What JCB has announced this morning is a deal in which it will buy 10% of the green hydrogen fuels made by the Australian company Fortescue Future Industries (FFI) and which would make the latter company the largest supplier of clean fuel to the UK. JCB and a company called Ryze Hydrogen would then distribute it.
The announcement of this important deal will, as chairman of JCB Lord Anthony Bamford said this morning, help to make green hydrogen use a viable solution. Against the background of what JCB believes will be better distribution and supply of hydrogen fuels, Lord Bamford is right in calling on the UK Government to invest in hydrogen fuelled forms of transport such as buses, trains and aircraft.
The Bamford solution makes possible at last the potential of better supply and distribution of hydrogen fuels and I am perfectly sure that, given particularly that Business Secretary Kwasi Kwarteng has previously said that production and use of hydrogen fuels would need to increase rapidly if government ambitions are to be realised, that we will now see a step up in pace in the use of hydrogen based fuels in industrial and transport use in the very near future.
By way of background on a subject that thirty years ago, when I still covered automotive within my larger capital goods, engineering, aerospace and defence sectors as an equity analyst, I followed closely, the following may be useful.

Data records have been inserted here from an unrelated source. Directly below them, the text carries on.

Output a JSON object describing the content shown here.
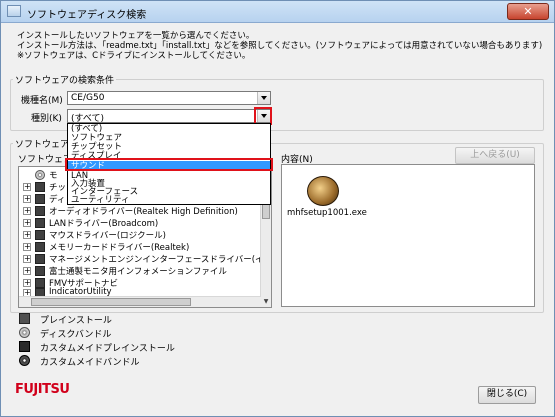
{
  "window": {
    "title": "ソフトウェアディスク検索",
    "close_glyph": "✕"
  },
  "intro_lines": [
    "インストールしたいソフトウェアを一覧から選んでください。",
    "インストール方法は、「readme.txt」「install.txt」などを参照してください。(ソフトウェアによっては用意されていない場合もあります)",
    "※ソフトウェアは、Cドライブにインストールしてください。"
  ],
  "search_conditions": {
    "legend": "ソフトウェアの検索条件",
    "model_label": "機種名(M)",
    "model_value": "CE/G50",
    "type_label": "種別(K)",
    "type_value": "(すべて)"
  },
  "type_dropdown": {
    "options": [
      "(すべて)",
      "ソフトウェア",
      "チップセット",
      "ディスプレイ",
      "サウンド",
      "LAN",
      "入力装置",
      "インターフェース",
      "ユーティリティ"
    ],
    "selected_index": 4
  },
  "software_list": {
    "group_legend": "ソフトウェア",
    "list_label": "ソフトウェア(",
    "items": [
      {
        "text": "モ",
        "expand": "",
        "icon": "disc-icon"
      },
      {
        "text": "チッ",
        "expand": "+",
        "icon": "book-icon"
      },
      {
        "text": "ディ",
        "expand": "+",
        "icon": "book-icon"
      },
      {
        "text": "オーディオドライバー(Realtek High Definition)",
        "expand": "+",
        "icon": "book-icon"
      },
      {
        "text": "LANドライバー(Broadcom)",
        "expand": "+",
        "icon": "book-icon"
      },
      {
        "text": "マウスドライバー(ロジクール)",
        "expand": "+",
        "icon": "book-icon"
      },
      {
        "text": "メモリーカードドライバー(Realtek)",
        "expand": "+",
        "icon": "book-icon"
      },
      {
        "text": "マネージメントエンジンインターフェースドライバー(インテ",
        "expand": "+",
        "icon": "book-icon"
      },
      {
        "text": "富士通製モニタ用インフォメーションファイル",
        "expand": "+",
        "icon": "book-icon"
      },
      {
        "text": "FMVサポートナビ",
        "expand": "+",
        "icon": "book-icon"
      },
      {
        "text": "IndicatorUtility",
        "expand": "+",
        "icon": "book-icon"
      }
    ]
  },
  "contents": {
    "label": "内容(N)",
    "up_button": "上へ戻る(U)",
    "file_name": "mhfsetup1001.exe"
  },
  "legend_items": [
    {
      "icon": "book-icon",
      "label": "プレインストール"
    },
    {
      "icon": "disc-icon",
      "label": "ディスクバンドル"
    },
    {
      "icon": "book-dark-icon",
      "label": "カスタムメイドプレインストール"
    },
    {
      "icon": "disc-dark-icon",
      "label": "カスタムメイドバンドル"
    }
  ],
  "footer": {
    "logo": "FUJITSU",
    "close_button": "閉じる(C)"
  },
  "colors": {
    "highlight": "#3399ff",
    "annotation_red": "#e0121a",
    "logo_red": "#d1001b"
  }
}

It has long been known that using hydrogen as a fuel could be one of many different solutions in the fight to reduce emissions. The potential use of hydrogen powered fuel cells in vehicles is nothing new and ironically, the concept of a fuel cell was first demonstrated in the early 19th century by Humphry Davy although the actual term fuel cell was not actually used until 1889. Fuel cell research continued through the 20th century but it was not until 1959 that Francis Bacon, a Cambridge engineering professor who had been working on the process since 1932 demonstrated the first practical 5kw fuel cell system.
So why has it taken so long to get to a point where Hydrogen fuels which produce no harmful emissions could become a practical alternative to using carbon-based fuels. The primary problem from fuel cell and hydrogen powered vehicles is the danger of electrical shock and the flammability of the of the fuel itself. For the record, fuel cells power vehicles by electro-chemically combining hydrogen gas (H2) and oxygen (O2) from surrounding air into water (H20) and electrical energy.
Due to hydrogen storage issues and constraints of weight, volume, efficiency, safety and cost we are probably still a long way yet from the potential of using fuel cells in the everyday passenger car but, as JCB and others are demonstrating, its use as a replacement for larger industrial and agricultural vehicles and buses has already been turned into reality.
In fact, single decker hydrogen powered buses have been operating on a couple of central London Transport bus routes and in other large towns and cities such as Aberdeen very successfully for several years and soon, London will have the first of 20 new double-deck buses built by Wrightbus in Northern Ireland, a company that is also privately owned by Jo Bamford, son of Lord Bamford whose company JCB made this important announcement today
CHW (London – 1st November 2021)
Howard Wheeldon FRAeS
Wheeldon Strategic Advisory Ltd,
M: +44 7710 779785